In early 2021, Dr. Brian Parker knew his health system was in trouble. As chief quality and learning officer at Allegheny Health Network, he and the executive team made the call in 2020 to pause several discharge-related quality improvement projects. Patient volumes had declined dramatically because of a statewide order suspending all elective procedures and surgeries.
By late 2020, elective surgeries had resumed, the hospital system was swamped by COVID-19 patients. Admitting and discharging patients as quickly as possible loomed as a threat to quality and safety. That led the Pittsburgh-based not-for-profit system to renew its readmissions prevention work.
“Once we saw what was coming—what we thought was that light at the end of the tunnel but it was a train, it was delta (variant)—that’s when we really made the determination that discharge work needed to be reinvigorated again, because we were going to have gridlock,” Parker said.
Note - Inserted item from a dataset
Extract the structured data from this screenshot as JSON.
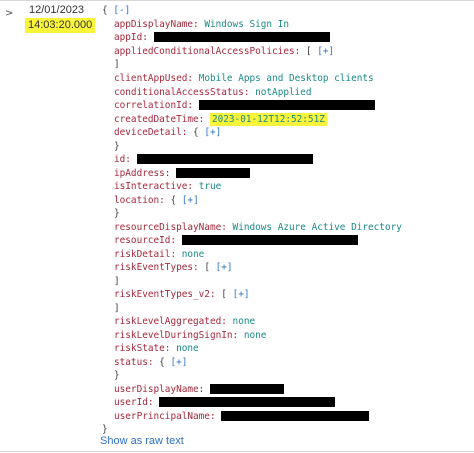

The 14-hospital system separated COVID-19 patients from the others. As the executive responsible for tracking metrics such as readmissions, Parker played a vital role in ensuring patients in hospitals for reasons other than the novel coronavirus could get appropriate, safe care.
Discharge work has always been important, because patients are flooded with information hours before going home. Once they’re on their own, how well a patient follows those directions can make or break recovery.
“Each time a patient has another (chronic obstructive pulmonary disease) or congestive heart failure exacerbation, it reduces their lung or heart function,” and that in turn creates a sicker patient who is harder to treat, said Dr. David Burwell, chief quality officer for UPMC facilities in central Pennsylvania and western Maryland. “Making sure that they continue to be successful (at home) is really important.”